Queens lawmaker’s bill mandating New York colleges to effectively investigate and report hate crimes passes state Assembly

Photo courtesy of Rosenthal’s office

Assembly member Daniel Rosenthal’s legislation, Hate Crime Reporting on College Campuses (A.3694), which will require colleges that receive state funding to modernize and enhance their disclosure of hate crimes that occur on campus, passed the New York state Assembly.

The legislation mandates colleges in New York State to implement a plan to effectively investigate hate crimes on campus and require colleges to inform incoming students about hate crime prevention measures. Colleges will now be obligated to disclose hate crimes that occur on their campuses on their website. 

“Every student has the right to feel safe and protected on their college campus,” Rosenthal said. “We will not allow educational institutions that claim to embrace free speech, understanding and inclusivity to become asylums of antisemitism, bigotry and hostility.”

New York’s current statute regarding hate crimes on college campuses has not been updated in nearly two decades and does not reflect significant advancements in technology, according to Senator Toby Ann Stavisky. 

Stavisky said Rosenthal’s legislation will update the current law by requiring all colleges to report bias crimes on their websites and that it be reported in a separate, clearly designated category of crime. 

“We must make sure New York’s diverse college campuses are safe spaces for students of all races, ethnicities and creeds,” Stavisky said. “Unfortunately, the recent spread of disgraceful and harmful public rhetoric has led to a disturbing rise in acts of hate across our state and our nation.” 

The legislation is a critical step toward addressing the issue of hate crimes on college campuses. With the rising number of hate crimes across the country, particularly against marginalized communities, it is essential to ensure that colleges are equipped to prevent, investigate and report these incidents effectively.
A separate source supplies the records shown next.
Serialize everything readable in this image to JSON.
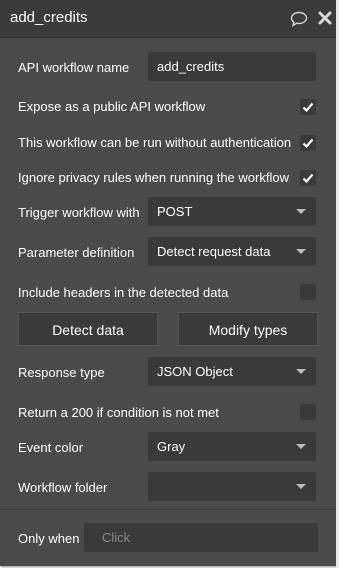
{
  "header": {
    "title": "add_credits"
  },
  "icons": {
    "comment": "speech-bubble-icon",
    "close": "close-x-icon"
  },
  "fields": {
    "workflow_name_label": "API workflow name",
    "workflow_name_value": "add_credits",
    "expose_label": "Expose as a public API workflow",
    "no_auth_label": "This workflow can be run without authentication",
    "ignore_privacy_label": "Ignore privacy rules when running the workflow",
    "trigger_label": "Trigger workflow with",
    "trigger_value": "POST",
    "param_def_label": "Parameter definition",
    "param_def_value": "Detect request data",
    "include_headers_label": "Include headers in the detected data",
    "response_type_label": "Response type",
    "response_type_value": "JSON Object",
    "return_200_label": "Return a 200 if condition is not met",
    "event_color_label": "Event color",
    "event_color_value": "Gray",
    "workflow_folder_label": "Workflow folder",
    "workflow_folder_value": ""
  },
  "buttons": {
    "detect": "Detect data",
    "modify": "Modify types"
  },
  "only_when": {
    "label": "Only when",
    "placeholder": "Click"
  },
  "checkboxes": {
    "expose": true,
    "no_auth": true,
    "ignore_privacy": true,
    "include_headers": false,
    "return_200": false
  },
  "colors": {
    "panel": "#4a4a4a",
    "header": "#3b3b3b",
    "field": "#3a3a3a"
  }
}
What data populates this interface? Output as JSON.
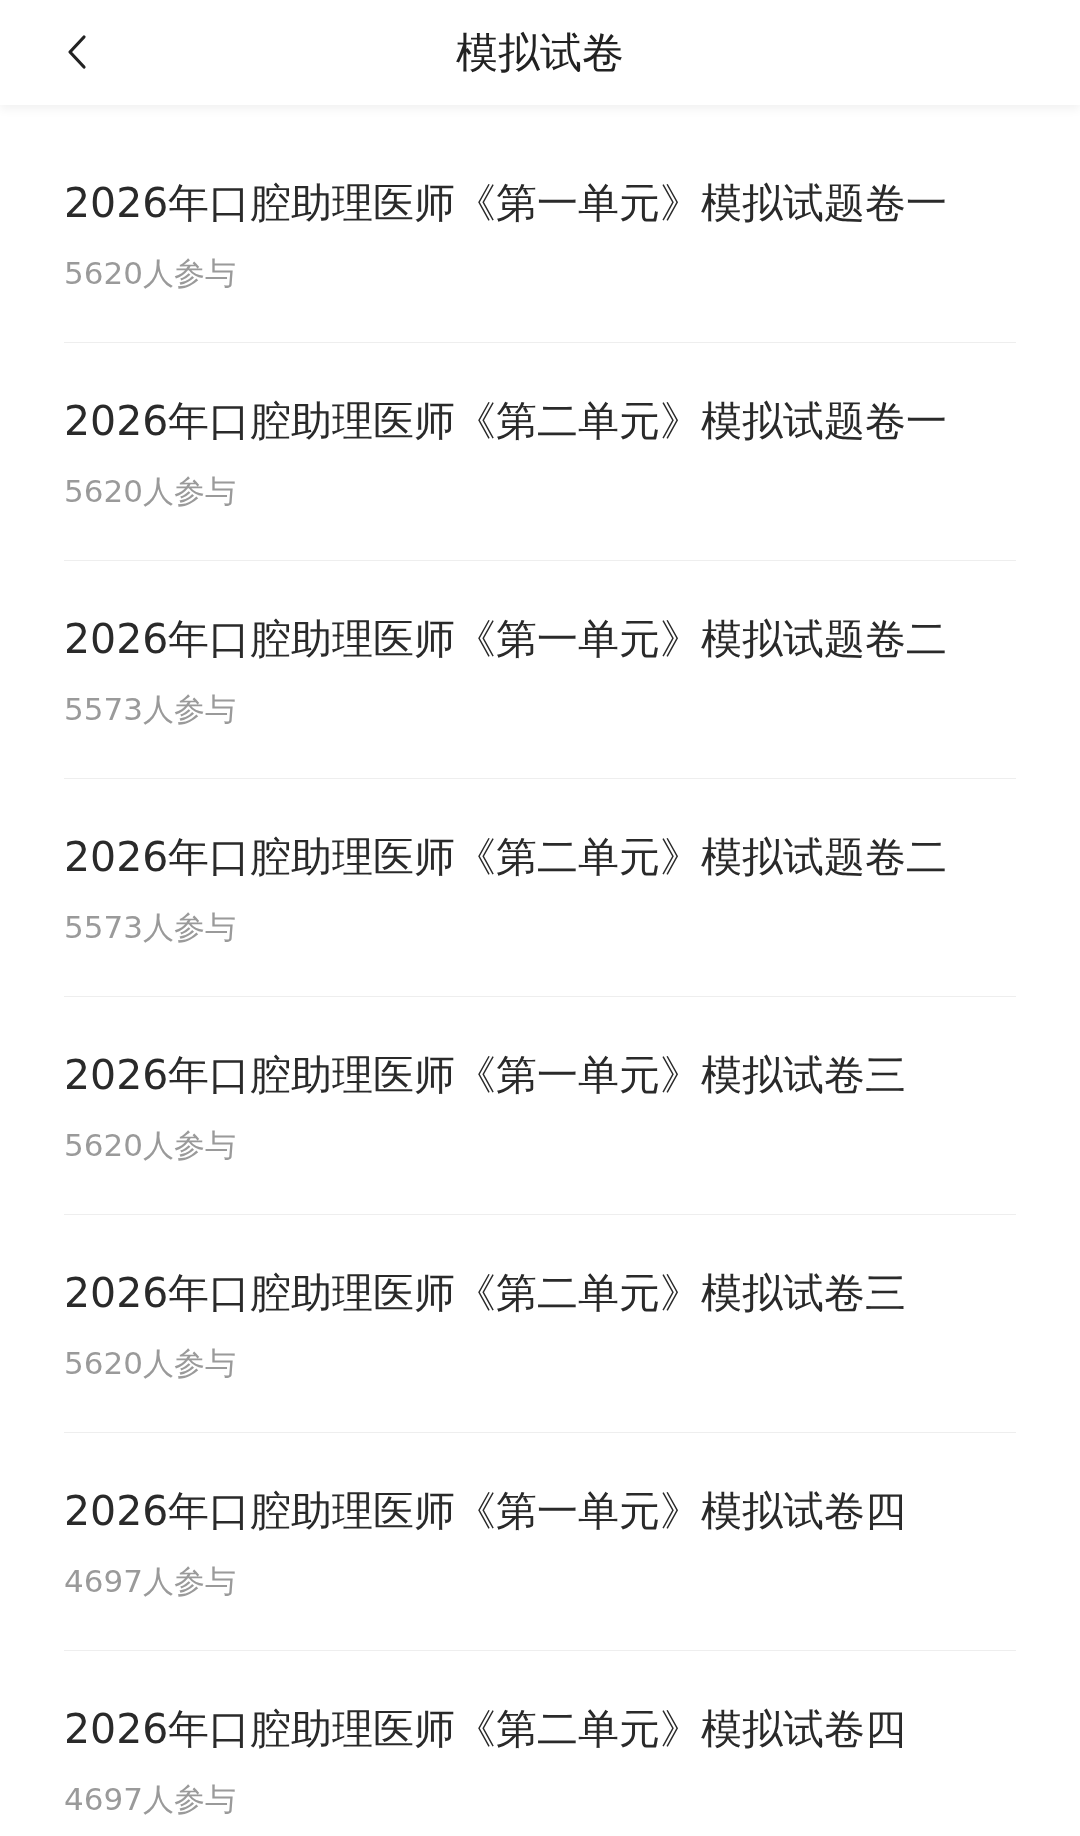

Rosenthal expressed his gratitude to his colleagues and advocates who helped pass this critical legislation and looks forward to continuing his work to make New York a safer and more inclusive place for all.